Martin Luther King to fight against inequality and freedom
Dr. King is my role model because of “the universal, unconditional love, forgiveness and nonviolence that empowered his revolutionary spirit.”
Through his example, the values of courage, truth, justice, compassion, dignity, humility and service not only defined Dr. King’s character and empowered his leadership, but these values have encouraged me to follow his teachings, his work and his vision. He brought hope and healing to America and until his dream has come through for all Americans and people in the world, his legacy must be empowered and we must pick up from where he left.
Dr. King once said that we all have to decide whether we “will walk in the light of creative altruism or the darkness of destructive selfishness. Life’s most persistent and nagging question, he said, is `what are you doing for others?’”
He would quote Mark 9:35, the scripture in which Jesus of Nazareth tells James and John “…whosoever will be great among you shall be your servant; and whosoever among you will be the first shall be the servant of all.”
And when Martin talked about the end of his mortal life in one of his last sermons, on February 4, 1968 in the pulpit of Ebenezer Baptist Church, even then he lifted up the value of service as the hallmark of a full life. “I’d like somebody to mention on that day Martin Luther King, Jr. tried to give his life serving others,” he said. “I want you to say on that day, that I did try in my life…to love and serve humanity.

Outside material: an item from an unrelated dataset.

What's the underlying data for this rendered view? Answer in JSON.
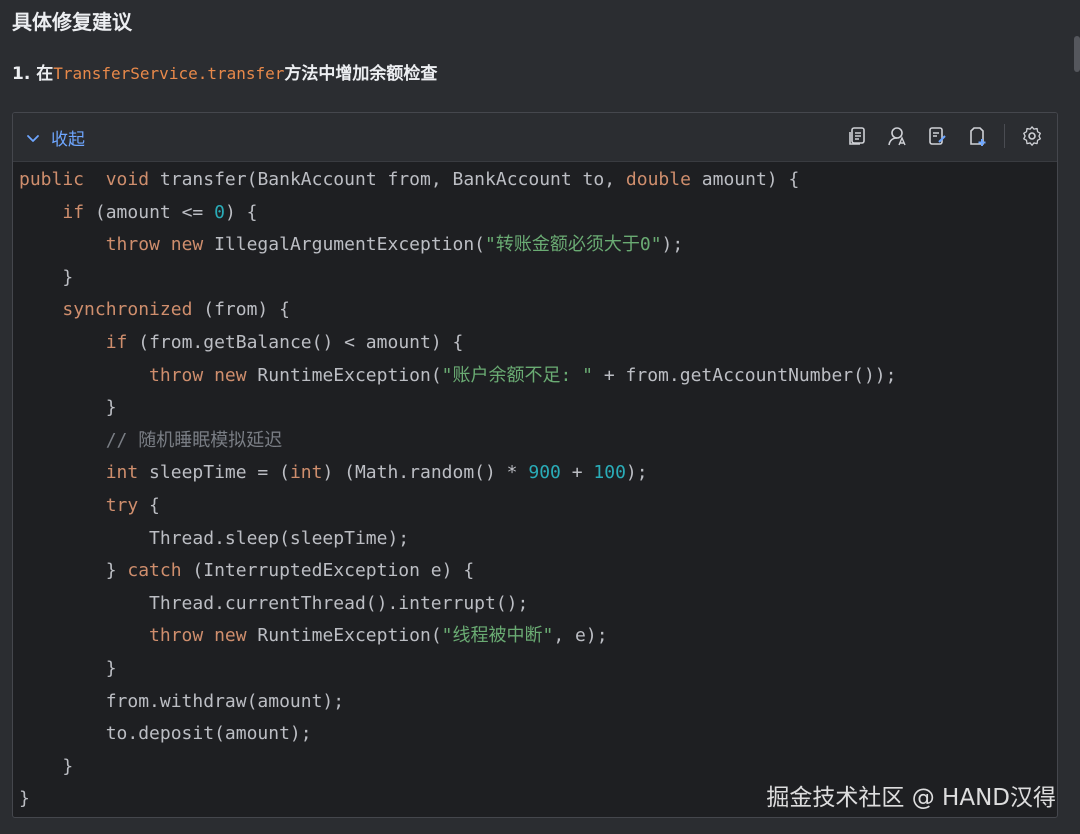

Dr. King is my role model because his vision is now my vision: “A global vision of the world house, a world whose people and nations had triumphed over poverty, racism, war and violence.”
Dr King is America’s pre-eminent advocate of nonviolence — the man who taught by his example that nonviolent action is the most powerful, revolutionary force for social change available to oppressed people in their struggles for liberation. (1)
(1) From the King Center Organization.